• **EXERCISE DETAILS**
With all images left out, restate the records below exactly as written.

Web page and app entries:
====================

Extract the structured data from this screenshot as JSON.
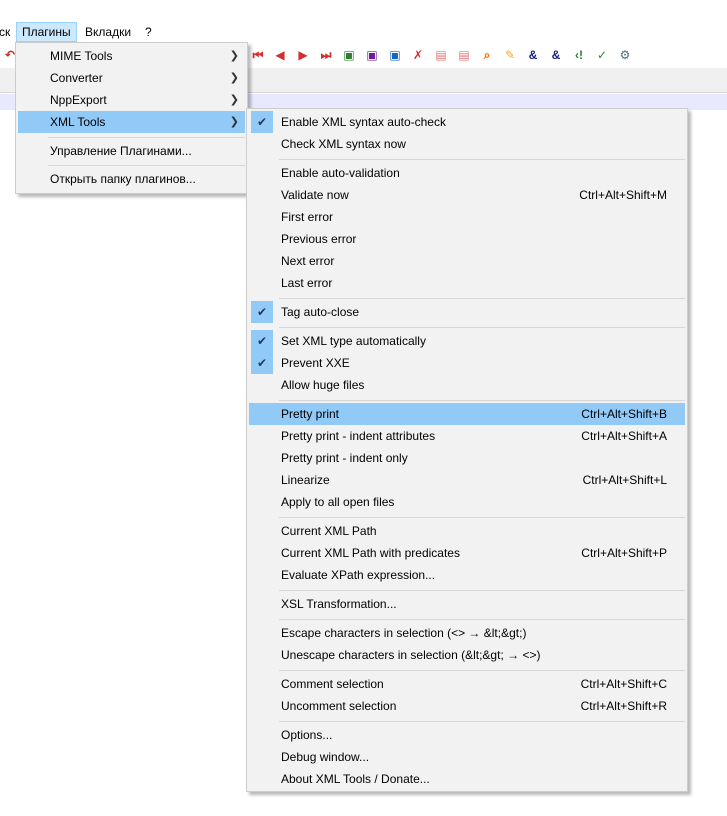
{
  "menubar": {
    "items": [
      {
        "label": "ск",
        "active": false
      },
      {
        "label": "Плагины",
        "active": true
      },
      {
        "label": "Вкладки",
        "active": false
      },
      {
        "label": "?",
        "active": false
      }
    ]
  },
  "toolbar": {
    "icons": [
      "undo-icon",
      "step-back-icon",
      "play-back-icon",
      "play-forward-icon",
      "step-forward-icon",
      "macro-save-icon",
      "macro-run-icon",
      "macro-multi-icon",
      "spellcheck-icon",
      "doc-icon",
      "doc-alt-icon",
      "preview-icon",
      "star-icon",
      "xml-escape-icon",
      "xml-unescape-icon",
      "tag-open-icon",
      "tag-close-icon",
      "settings-wrench-icon"
    ]
  },
  "plugins_menu": {
    "items": [
      {
        "label": "MIME Tools",
        "submenu": true
      },
      {
        "label": "Converter",
        "submenu": true
      },
      {
        "label": "NppExport",
        "submenu": true
      },
      {
        "label": "XML Tools",
        "submenu": true,
        "highlighted": true
      },
      {
        "label": "Управление Плагинами...",
        "submenu": false
      },
      {
        "label": "Открыть папку плагинов...",
        "submenu": false
      }
    ]
  },
  "xml_menu": {
    "items": [
      {
        "label": "Enable XML syntax auto-check",
        "checked": true,
        "shortcut": ""
      },
      {
        "label": "Check XML syntax now",
        "checked": false,
        "shortcut": ""
      },
      {
        "label": "Enable auto-validation",
        "checked": false,
        "shortcut": ""
      },
      {
        "label": "Validate now",
        "checked": false,
        "shortcut": "Ctrl+Alt+Shift+M"
      },
      {
        "label": "First error",
        "checked": false,
        "shortcut": ""
      },
      {
        "label": "Previous error",
        "checked": false,
        "shortcut": ""
      },
      {
        "label": "Next error",
        "checked": false,
        "shortcut": ""
      },
      {
        "label": "Last error",
        "checked": false,
        "shortcut": ""
      },
      {
        "label": "Tag auto-close",
        "checked": true,
        "shortcut": ""
      },
      {
        "label": "Set XML type automatically",
        "checked": true,
        "shortcut": ""
      },
      {
        "label": "Prevent XXE",
        "checked": true,
        "shortcut": ""
      },
      {
        "label": "Allow huge files",
        "checked": false,
        "shortcut": ""
      },
      {
        "label": "Pretty print",
        "checked": false,
        "shortcut": "Ctrl+Alt+Shift+B",
        "highlighted": true
      },
      {
        "label": "Pretty print - indent attributes",
        "checked": false,
        "shortcut": "Ctrl+Alt+Shift+A"
      },
      {
        "label": "Pretty print - indent only",
        "checked": false,
        "shortcut": ""
      },
      {
        "label": "Linearize",
        "checked": false,
        "shortcut": "Ctrl+Alt+Shift+L"
      },
      {
        "label": "Apply to all open files",
        "checked": false,
        "shortcut": ""
      },
      {
        "label": "Current XML Path",
        "checked": false,
        "shortcut": ""
      },
      {
        "label": "Current XML Path with predicates",
        "checked": false,
        "shortcut": "Ctrl+Alt+Shift+P"
      },
      {
        "label": "Evaluate XPath expression...",
        "checked": false,
        "shortcut": ""
      },
      {
        "label": "XSL Transformation...",
        "checked": false,
        "shortcut": ""
      },
      {
        "label": "Escape characters in selection (<> → &lt;&gt;)",
        "checked": false,
        "shortcut": ""
      },
      {
        "label": "Unescape characters in selection (&lt;&gt; → <>)",
        "checked": false,
        "shortcut": ""
      },
      {
        "label": "Comment selection",
        "checked": false,
        "shortcut": "Ctrl+Alt+Shift+C"
      },
      {
        "label": "Uncomment selection",
        "checked": false,
        "shortcut": "Ctrl+Alt+Shift+R"
      },
      {
        "label": "Options...",
        "checked": false,
        "shortcut": ""
      },
      {
        "label": "Debug window...",
        "checked": false,
        "shortcut": ""
      },
      {
        "label": "About XML Tools / Donate...",
        "checked": false,
        "shortcut": ""
      }
    ]
  }
}
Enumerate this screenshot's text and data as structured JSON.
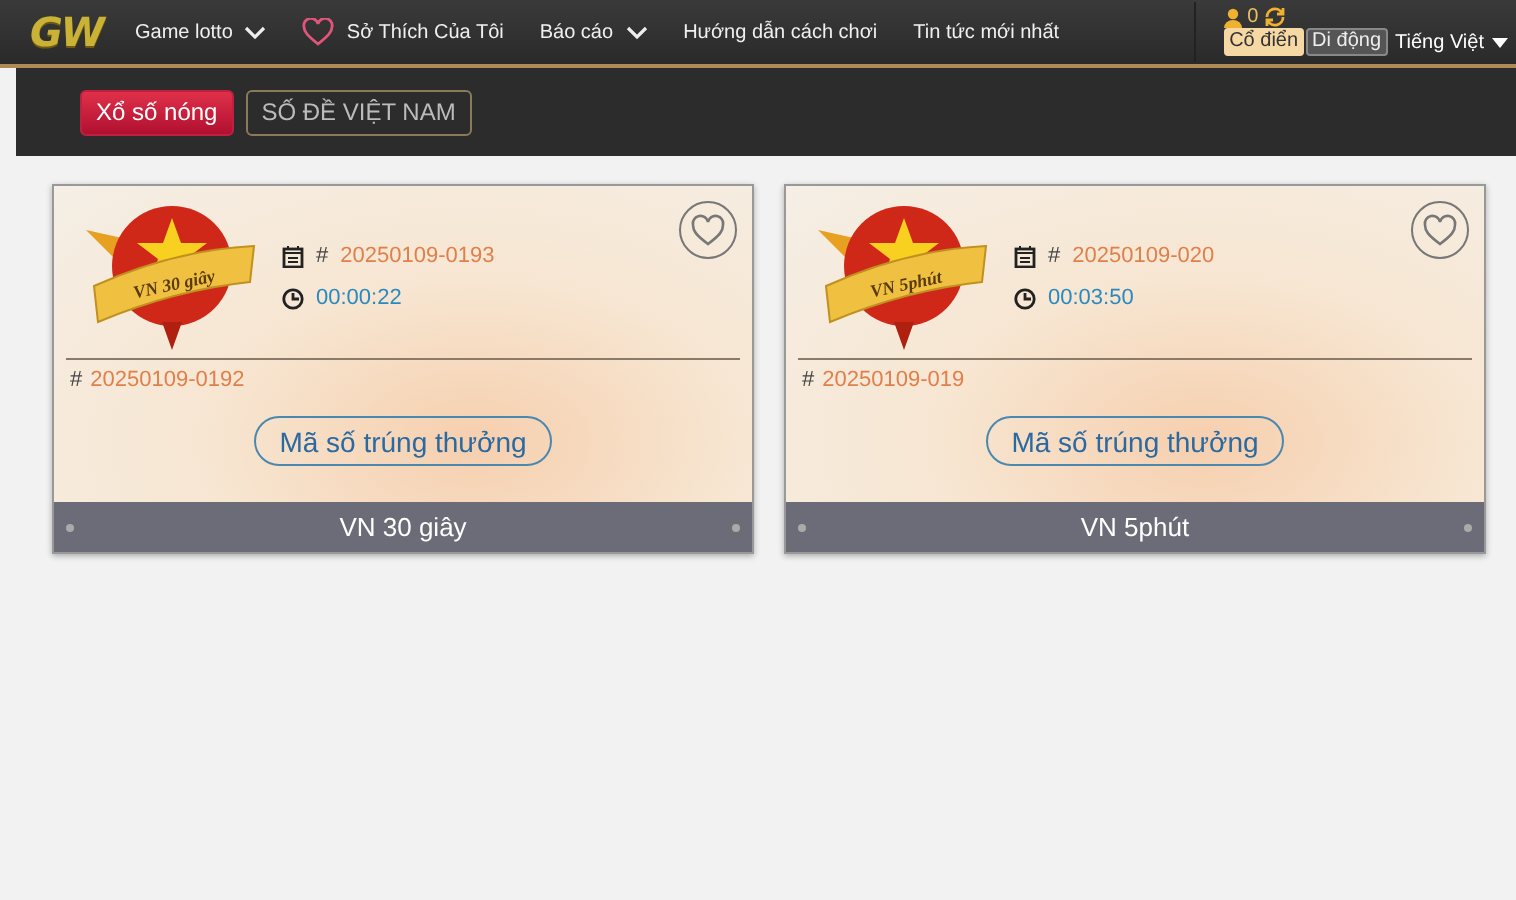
{
  "logo": "GW",
  "nav": [
    {
      "label": "Game lotto",
      "kind": "dropdown"
    },
    {
      "label": "Sở Thích Của Tôi",
      "kind": "favorite"
    },
    {
      "label": "Báo cáo",
      "kind": "dropdown"
    },
    {
      "label": "Hướng dẫn cách chơi",
      "kind": "plain"
    },
    {
      "label": "Tin tức mới nhất",
      "kind": "plain"
    }
  ],
  "account": {
    "balance": "0"
  },
  "view_modes": [
    {
      "label": "Cổ điển",
      "selected": true
    },
    {
      "label": "Di động",
      "selected": false
    }
  ],
  "language": "Tiếng Việt",
  "filters": [
    {
      "label": "Xổ số nóng",
      "selected": true
    },
    {
      "label": "SỐ ĐỀ VIỆT NAM",
      "selected": false
    }
  ],
  "games": [
    {
      "badge": "VN 30 giây",
      "current_mark": "#",
      "current_draw": "20250109-0193",
      "countdown": "00:00:22",
      "last_mark": "#",
      "last_draw": "20250109-0192",
      "button": "Mã số trúng thưởng",
      "name": "VN 30 giây",
      "favorite": false
    },
    {
      "badge": "VN 5phút",
      "current_mark": "#",
      "current_draw": "20250109-020",
      "countdown": "00:03:50",
      "last_mark": "#",
      "last_draw": "20250109-019",
      "button": "Mã số trúng thưởng",
      "name": "VN 5phút",
      "favorite": false
    }
  ]
}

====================

• **ANSWER BELOW**
Extract the structured data from this screenshot as JSON.
{
  "menubar": {
    "items": [
      {
        "label": "ск",
        "active": false
      },
      {
        "label": "Плагины",
        "active": true
      },
      {
        "label": "Вкладки",
        "active": false
      },
      {
        "label": "?",
        "active": false
      }
    ]
  },
  "toolbar": {
    "icons": [
      "undo-icon",
      "step-back-icon",
      "play-back-icon",
      "play-forward-icon",
      "step-forward-icon",
      "macro-save-icon",
      "macro-run-icon",
      "macro-multi-icon",
      "spellcheck-icon",
      "doc-icon",
      "doc-alt-icon",
      "preview-icon",
      "star-icon",
      "xml-escape-icon",
      "xml-unescape-icon",
      "tag-open-icon",
      "tag-close-icon",
      "settings-wrench-icon"
    ]
  },
  "plugins_menu": {
    "items": [
      {
        "label": "MIME Tools",
        "submenu": true
      },
      {
        "label": "Converter",
        "submenu": true
      },
      {
        "label": "NppExport",
        "submenu": true
      },
      {
        "label": "XML Tools",
        "submenu": true,
        "highlighted": true
      },
      {
        "label": "Управление Плагинами...",
        "submenu": false
      },
      {
        "label": "Открыть папку плагинов...",
        "submenu": false
      }
    ]
  },
  "xml_menu": {
    "items": [
      {
        "label": "Enable XML syntax auto-check",
        "checked": true,
        "shortcut": ""
      },
      {
        "label": "Check XML syntax now",
        "checked": false,
        "shortcut": ""
      },
      {
        "label": "Enable auto-validation",
        "checked": false,
        "shortcut": ""
      },
      {
        "label": "Validate now",
        "checked": false,
        "shortcut": "Ctrl+Alt+Shift+M"
      },
      {
        "label": "First error",
        "checked": false,
        "shortcut": ""
      },
      {
        "label": "Previous error",
        "checked": false,
        "shortcut": ""
      },
      {
        "label": "Next error",
        "checked": false,
        "shortcut": ""
      },
      {
        "label": "Last error",
        "checked": false,
        "shortcut": ""
      },
      {
        "label": "Tag auto-close",
        "checked": true,
        "shortcut": ""
      },
      {
        "label": "Set XML type automatically",
        "checked": true,
        "shortcut": ""
      },
      {
        "label": "Prevent XXE",
        "checked": true,
        "shortcut": ""
      },
      {
        "label": "Allow huge files",
        "checked": false,
        "shortcut": ""
      },
      {
        "label": "Pretty print",
        "checked": false,
        "shortcut": "Ctrl+Alt+Shift+B",
        "highlighted": true
      },
      {
        "label": "Pretty print - indent attributes",
        "checked": false,
        "shortcut": "Ctrl+Alt+Shift+A"
      },
      {
        "label": "Pretty print - indent only",
        "checked": false,
        "shortcut": ""
      },
      {
        "label": "Linearize",
        "checked": false,
        "shortcut": "Ctrl+Alt+Shift+L"
      },
      {
        "label": "Apply to all open files",
        "checked": false,
        "shortcut": ""
      },
      {
        "label": "Current XML Path",
        "checked": false,
        "shortcut": ""
      },
      {
        "label": "Current XML Path with predicates",
        "checked": false,
        "shortcut": "Ctrl+Alt+Shift+P"
      },
      {
        "label": "Evaluate XPath expression...",
        "checked": false,
        "shortcut": ""
      },
      {
        "label": "XSL Transformation...",
        "checked": false,
        "shortcut": ""
      },
      {
        "label": "Escape characters in selection (<> → &lt;&gt;)",
        "checked": false,
        "shortcut": ""
      },
      {
        "label": "Unescape characters in selection (&lt;&gt; → <>)",
        "checked": false,
        "shortcut": ""
      },
      {
        "label": "Comment selection",
        "checked": false,
        "shortcut": "Ctrl+Alt+Shift+C"
      },
      {
        "label": "Uncomment selection",
        "checked": false,
        "shortcut": "Ctrl+Alt+Shift+R"
      },
      {
        "label": "Options...",
        "checked": false,
        "shortcut": ""
      },
      {
        "label": "Debug window...",
        "checked": false,
        "shortcut": ""
      },
      {
        "label": "About XML Tools / Donate...",
        "checked": false,
        "shortcut": ""
      }
    ]
  }
}
Enumerate this screenshot's text and data as structured JSON.
{
  "logo": "GW",
  "nav": [
    {
      "label": "Game lotto",
      "kind": "dropdown"
    },
    {
      "label": "Sở Thích Của Tôi",
      "kind": "favorite"
    },
    {
      "label": "Báo cáo",
      "kind": "dropdown"
    },
    {
      "label": "Hướng dẫn cách chơi",
      "kind": "plain"
    },
    {
      "label": "Tin tức mới nhất",
      "kind": "plain"
    }
  ],
  "account": {
    "balance": "0"
  },
  "view_modes": [
    {
      "label": "Cổ điển",
      "selected": true
    },
    {
      "label": "Di động",
      "selected": false
    }
  ],
  "language": "Tiếng Việt",
  "filters": [
    {
      "label": "Xổ số nóng",
      "selected": true
    },
    {
      "label": "SỐ ĐỀ VIỆT NAM",
      "selected": false
    }
  ],
  "games": [
    {
      "badge": "VN 30 giây",
      "current_mark": "#",
      "current_draw": "20250109-0193",
      "countdown": "00:00:22",
      "last_mark": "#",
      "last_draw": "20250109-0192",
      "button": "Mã số trúng thưởng",
      "name": "VN 30 giây",
      "favorite": false
    },
    {
      "badge": "VN 5phút",
      "current_mark": "#",
      "current_draw": "20250109-020",
      "countdown": "00:03:50",
      "last_mark": "#",
      "last_draw": "20250109-019",
      "button": "Mã số trúng thưởng",
      "name": "VN 5phút",
      "favorite": false
    }
  ]
}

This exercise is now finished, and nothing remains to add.